Every record must come back unchanged, apart from the pictures, which are dropped.

::: EXTRACTED DATA :::

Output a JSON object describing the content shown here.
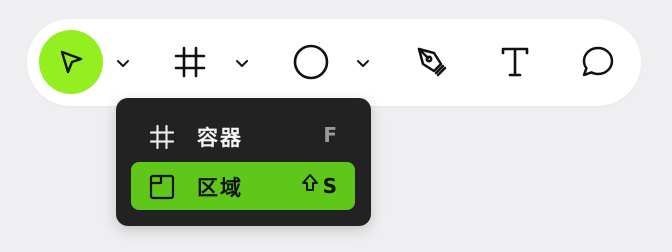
{
  "colors": {
    "accent": "#93ef1f",
    "menu_accent": "#5fc71a",
    "toolbar_bg": "#ffffff",
    "menu_bg": "#222223"
  },
  "toolbar": {
    "tools": [
      {
        "icon": "pointer-arrow-icon",
        "active": true
      },
      {
        "icon": "frame-hash-icon",
        "active": false
      },
      {
        "icon": "circle-shape-icon",
        "active": false
      },
      {
        "icon": "pen-nib-icon",
        "active": false
      },
      {
        "icon": "text-t-icon",
        "active": false
      },
      {
        "icon": "comment-bubble-icon",
        "active": false
      }
    ]
  },
  "frame_menu": {
    "items": [
      {
        "icon": "frame-hash-icon",
        "label": "容器",
        "shortcut": "F",
        "selected": false
      },
      {
        "icon": "section-panel-icon",
        "label": "区域",
        "shortcut_modifier_icon": "shift-arrow-icon",
        "shortcut": "S",
        "selected": true
      }
    ]
  }
}
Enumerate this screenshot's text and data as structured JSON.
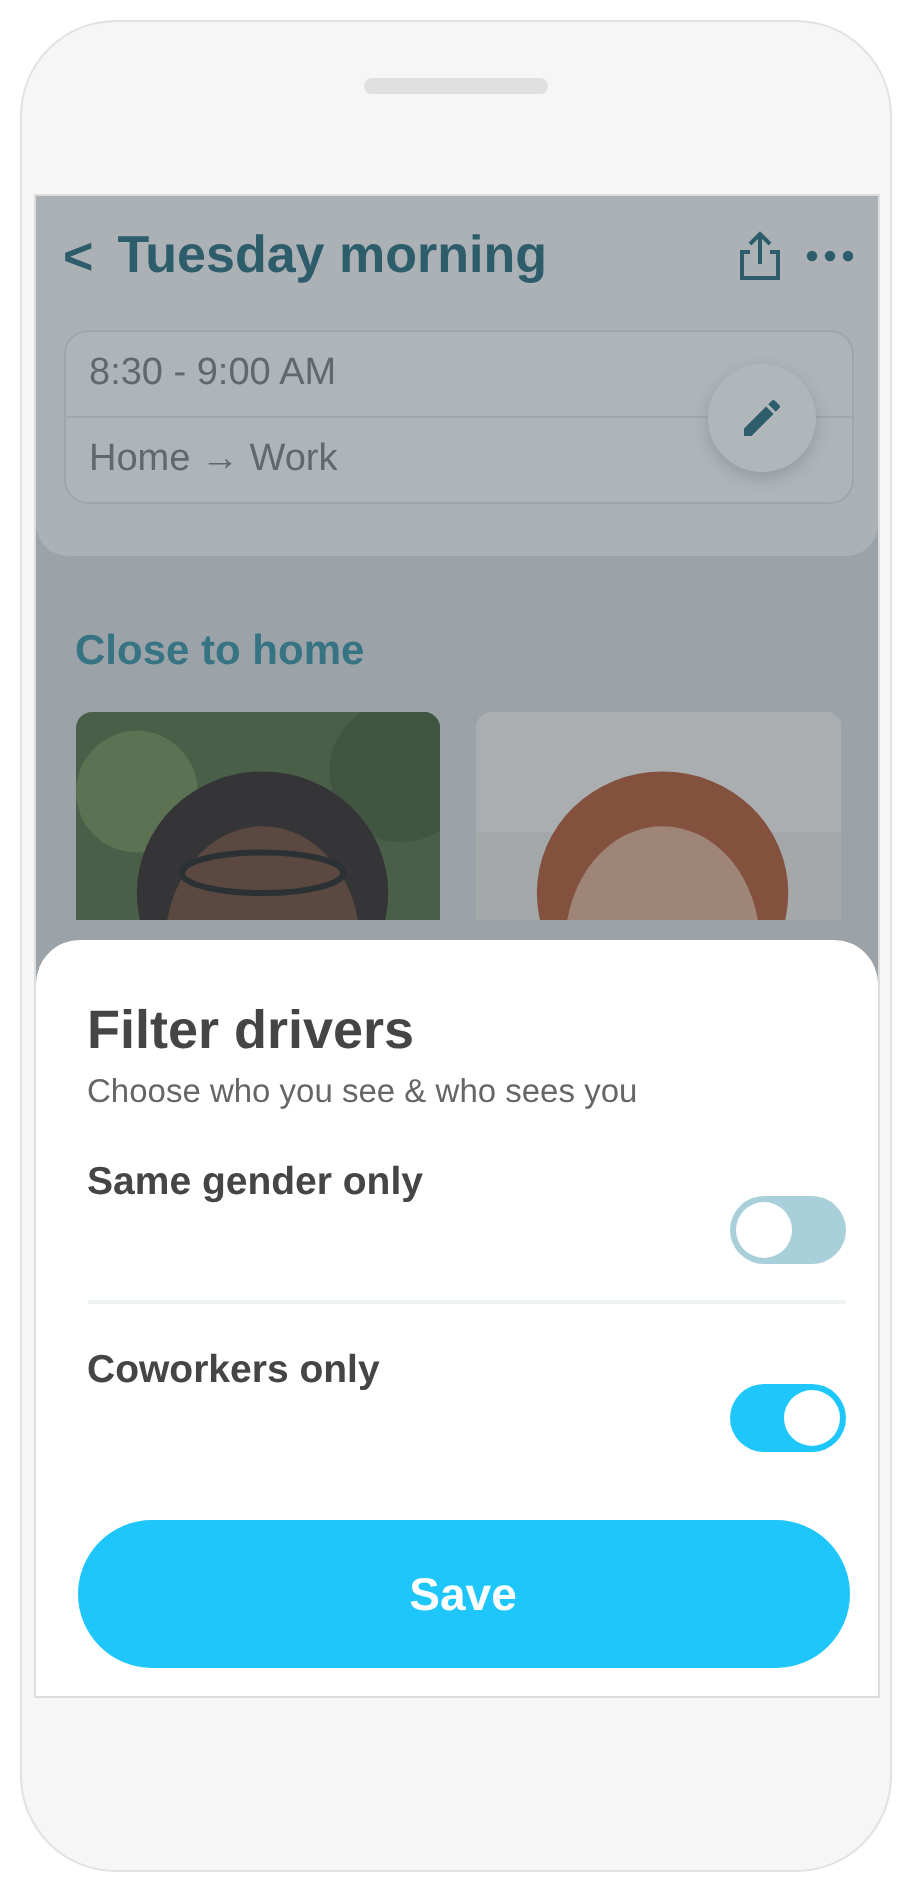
{
  "header": {
    "back": "<",
    "title": "Tuesday morning"
  },
  "trip": {
    "time": "8:30 - 9:00 AM",
    "route": "Home → Work"
  },
  "section": {
    "title": "Close to home"
  },
  "sheet": {
    "title": "Filter drivers",
    "subtitle": "Choose who you see & who sees you",
    "options": [
      {
        "label": "Same gender only",
        "on": false
      },
      {
        "label": "Coworkers only",
        "on": true
      }
    ],
    "save": "Save"
  }
}
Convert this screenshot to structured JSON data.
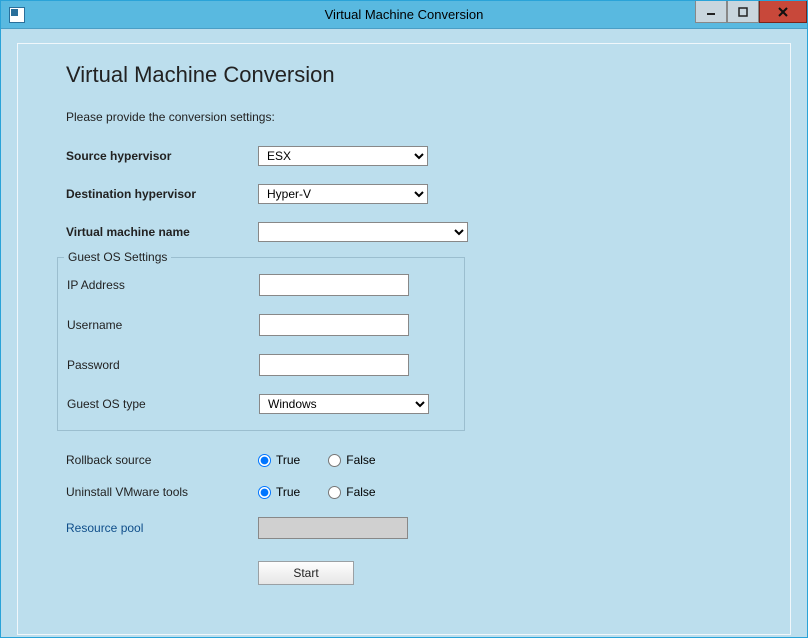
{
  "window": {
    "title": "Virtual Machine Conversion"
  },
  "page": {
    "heading": "Virtual Machine Conversion",
    "instruction": "Please provide the conversion settings:"
  },
  "fields": {
    "source_hypervisor": {
      "label": "Source hypervisor",
      "value": "ESX"
    },
    "destination_hypervisor": {
      "label": "Destination hypervisor",
      "value": "Hyper-V"
    },
    "vm_name": {
      "label": "Virtual machine name",
      "value": ""
    },
    "guest_os_legend": "Guest OS Settings",
    "ip_address": {
      "label": "IP Address",
      "value": ""
    },
    "username": {
      "label": "Username",
      "value": ""
    },
    "password": {
      "label": "Password",
      "value": ""
    },
    "guest_os_type": {
      "label": "Guest OS type",
      "value": "Windows"
    },
    "rollback_source": {
      "label": "Rollback source",
      "true": "True",
      "false": "False",
      "selected": "true"
    },
    "uninstall_vmware": {
      "label": "Uninstall VMware tools",
      "true": "True",
      "false": "False",
      "selected": "true"
    },
    "resource_pool": {
      "label": "Resource pool",
      "value": ""
    }
  },
  "buttons": {
    "start": "Start"
  }
}
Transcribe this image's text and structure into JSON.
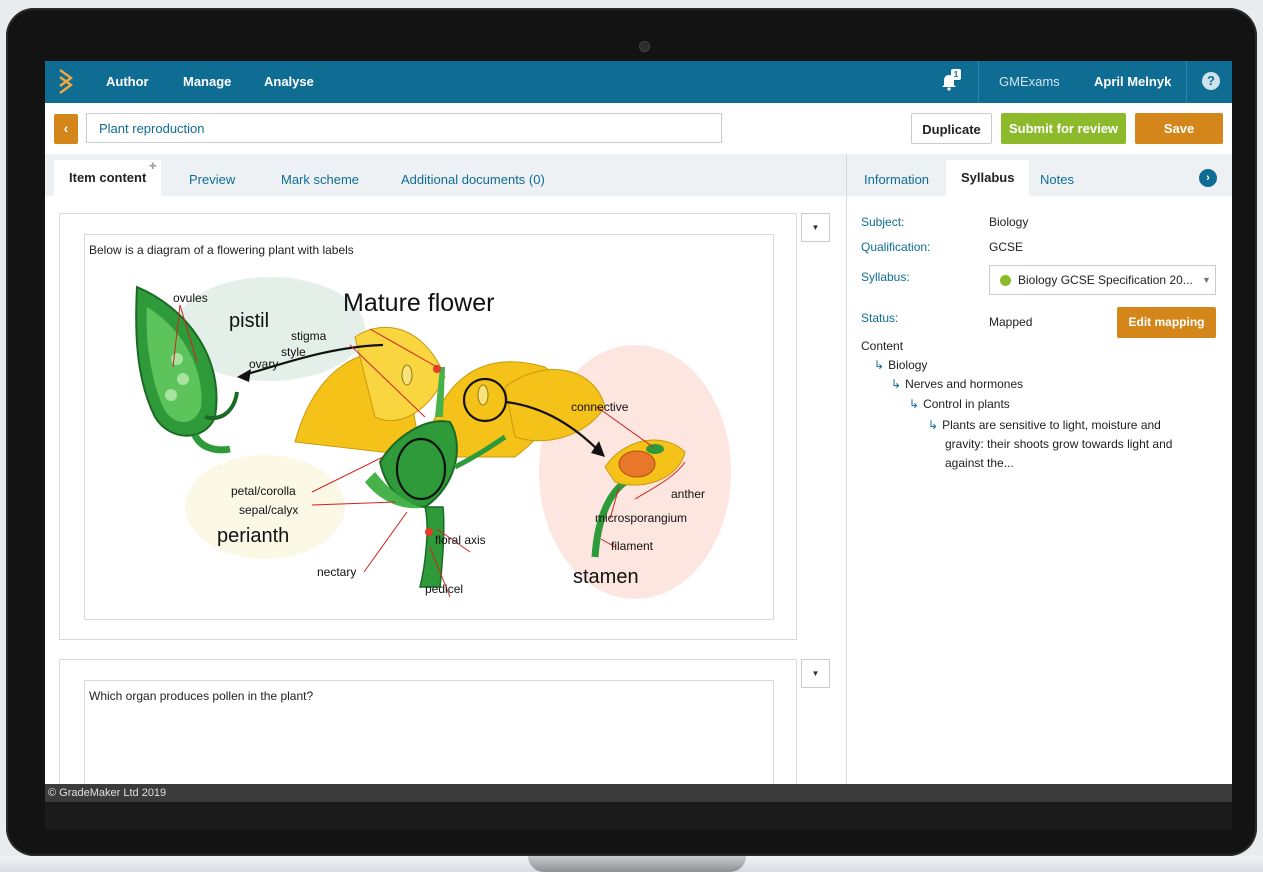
{
  "nav": {
    "items": [
      "Author",
      "Manage",
      "Analyse"
    ],
    "notification_count": "1",
    "org": "GMExams",
    "user": "April Melnyk",
    "help": "?"
  },
  "title_row": {
    "back_glyph": "‹",
    "title_value": "Plant reproduction",
    "duplicate_label": "Duplicate",
    "submit_label": "Submit for review",
    "save_label": "Save"
  },
  "tabs": {
    "left": [
      "Item content",
      "Preview",
      "Mark scheme",
      "Additional documents (0)"
    ],
    "right": [
      "Information",
      "Syllabus",
      "Notes"
    ]
  },
  "content": {
    "q1_text": "Below is a diagram of a flowering plant with labels",
    "q2_text": "Which organ produces pollen in the plant?",
    "diagram": {
      "title": "Mature flower",
      "labels": {
        "ovules": "ovules",
        "pistil": "pistil",
        "ovary": "ovary",
        "stigma": "stigma",
        "style": "style",
        "petal": "petal/corolla",
        "sepal": "sepal/calyx",
        "perianth": "perianth",
        "nectary": "nectary",
        "floral_axis": "floral axis",
        "pedicel": "pedicel",
        "connective": "connective",
        "anther": "anther",
        "microsporangium": "microsporangium",
        "filament": "filament",
        "stamen": "stamen"
      }
    }
  },
  "syllabus": {
    "subject_label": "Subject:",
    "subject_value": "Biology",
    "qualification_label": "Qualification:",
    "qualification_value": "GCSE",
    "syllabus_label": "Syllabus:",
    "syllabus_value": "Biology GCSE Specification 20...",
    "status_label": "Status:",
    "status_value": "Mapped",
    "edit_mapping_label": "Edit mapping",
    "content_heading": "Content",
    "tree": [
      "Biology",
      "Nerves and hormones",
      "Control in plants"
    ],
    "tree_leaf_line1": "Plants are sensitive to light, moisture and",
    "tree_leaf_line2": "gravity: their shoots grow towards light and",
    "tree_leaf_line3": "against the..."
  },
  "footer": {
    "copyright": "© GradeMaker Ltd 2019"
  },
  "colors": {
    "brand": "#0f6d94",
    "accent_orange": "#d4861a",
    "accent_green": "#8dba2b"
  }
}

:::

EXPECTED OUTPUT:
Output a JSON object describing the content shown here.
{
  "colors": {
    "accent": "#93ef1f",
    "menu_accent": "#5fc71a",
    "toolbar_bg": "#ffffff",
    "menu_bg": "#222223"
  },
  "toolbar": {
    "tools": [
      {
        "icon": "pointer-arrow-icon",
        "active": true
      },
      {
        "icon": "frame-hash-icon",
        "active": false
      },
      {
        "icon": "circle-shape-icon",
        "active": false
      },
      {
        "icon": "pen-nib-icon",
        "active": false
      },
      {
        "icon": "text-t-icon",
        "active": false
      },
      {
        "icon": "comment-bubble-icon",
        "active": false
      }
    ]
  },
  "frame_menu": {
    "items": [
      {
        "icon": "frame-hash-icon",
        "label": "容器",
        "shortcut": "F",
        "selected": false
      },
      {
        "icon": "section-panel-icon",
        "label": "区域",
        "shortcut_modifier_icon": "shift-arrow-icon",
        "shortcut": "S",
        "selected": true
      }
    ]
  }
}
Enumerate this screenshot's text and data as structured JSON.
{
  "header": {
    "back": "<",
    "title": "Tuesday morning"
  },
  "trip": {
    "time": "8:30 - 9:00 AM",
    "route": "Home → Work"
  },
  "section": {
    "title": "Close to home"
  },
  "sheet": {
    "title": "Filter drivers",
    "subtitle": "Choose who you see & who sees you",
    "options": [
      {
        "label": "Same gender only",
        "on": false
      },
      {
        "label": "Coworkers only",
        "on": true
      }
    ],
    "save": "Save"
  }
}
Convert this screenshot to structured JSON data.
{
  "window": {
    "title": "Virtual Machine Conversion"
  },
  "page": {
    "heading": "Virtual Machine Conversion",
    "instruction": "Please provide the conversion settings:"
  },
  "fields": {
    "source_hypervisor": {
      "label": "Source hypervisor",
      "value": "ESX"
    },
    "destination_hypervisor": {
      "label": "Destination hypervisor",
      "value": "Hyper-V"
    },
    "vm_name": {
      "label": "Virtual machine name",
      "value": ""
    },
    "guest_os_legend": "Guest OS Settings",
    "ip_address": {
      "label": "IP Address",
      "value": ""
    },
    "username": {
      "label": "Username",
      "value": ""
    },
    "password": {
      "label": "Password",
      "value": ""
    },
    "guest_os_type": {
      "label": "Guest OS type",
      "value": "Windows"
    },
    "rollback_source": {
      "label": "Rollback source",
      "true": "True",
      "false": "False",
      "selected": "true"
    },
    "uninstall_vmware": {
      "label": "Uninstall VMware tools",
      "true": "True",
      "false": "False",
      "selected": "true"
    },
    "resource_pool": {
      "label": "Resource pool",
      "value": ""
    }
  },
  "buttons": {
    "start": "Start"
  }
}
Transcribe this image's text and structure into JSON.
{
  "nav": {
    "items": [
      "Author",
      "Manage",
      "Analyse"
    ],
    "notification_count": "1",
    "org": "GMExams",
    "user": "April Melnyk",
    "help": "?"
  },
  "title_row": {
    "back_glyph": "‹",
    "title_value": "Plant reproduction",
    "duplicate_label": "Duplicate",
    "submit_label": "Submit for review",
    "save_label": "Save"
  },
  "tabs": {
    "left": [
      "Item content",
      "Preview",
      "Mark scheme",
      "Additional documents (0)"
    ],
    "right": [
      "Information",
      "Syllabus",
      "Notes"
    ]
  },
  "content": {
    "q1_text": "Below is a diagram of a flowering plant with labels",
    "q2_text": "Which organ produces pollen in the plant?",
    "diagram": {
      "title": "Mature flower",
      "labels": {
        "ovules": "ovules",
        "pistil": "pistil",
        "ovary": "ovary",
        "stigma": "stigma",
        "style": "style",
        "petal": "petal/corolla",
        "sepal": "sepal/calyx",
        "perianth": "perianth",
        "nectary": "nectary",
        "floral_axis": "floral axis",
        "pedicel": "pedicel",
        "connective": "connective",
        "anther": "anther",
        "microsporangium": "microsporangium",
        "filament": "filament",
        "stamen": "stamen"
      }
    }
  },
  "syllabus": {
    "subject_label": "Subject:",
    "subject_value": "Biology",
    "qualification_label": "Qualification:",
    "qualification_value": "GCSE",
    "syllabus_label": "Syllabus:",
    "syllabus_value": "Biology GCSE Specification 20...",
    "status_label": "Status:",
    "status_value": "Mapped",
    "edit_mapping_label": "Edit mapping",
    "content_heading": "Content",
    "tree": [
      "Biology",
      "Nerves and hormones",
      "Control in plants"
    ],
    "tree_leaf_line1": "Plants are sensitive to light, moisture and",
    "tree_leaf_line2": "gravity: their shoots grow towards light and",
    "tree_leaf_line3": "against the..."
  },
  "footer": {
    "copyright": "© GradeMaker Ltd 2019"
  },
  "colors": {
    "brand": "#0f6d94",
    "accent_orange": "#d4861a",
    "accent_green": "#8dba2b"
  }
}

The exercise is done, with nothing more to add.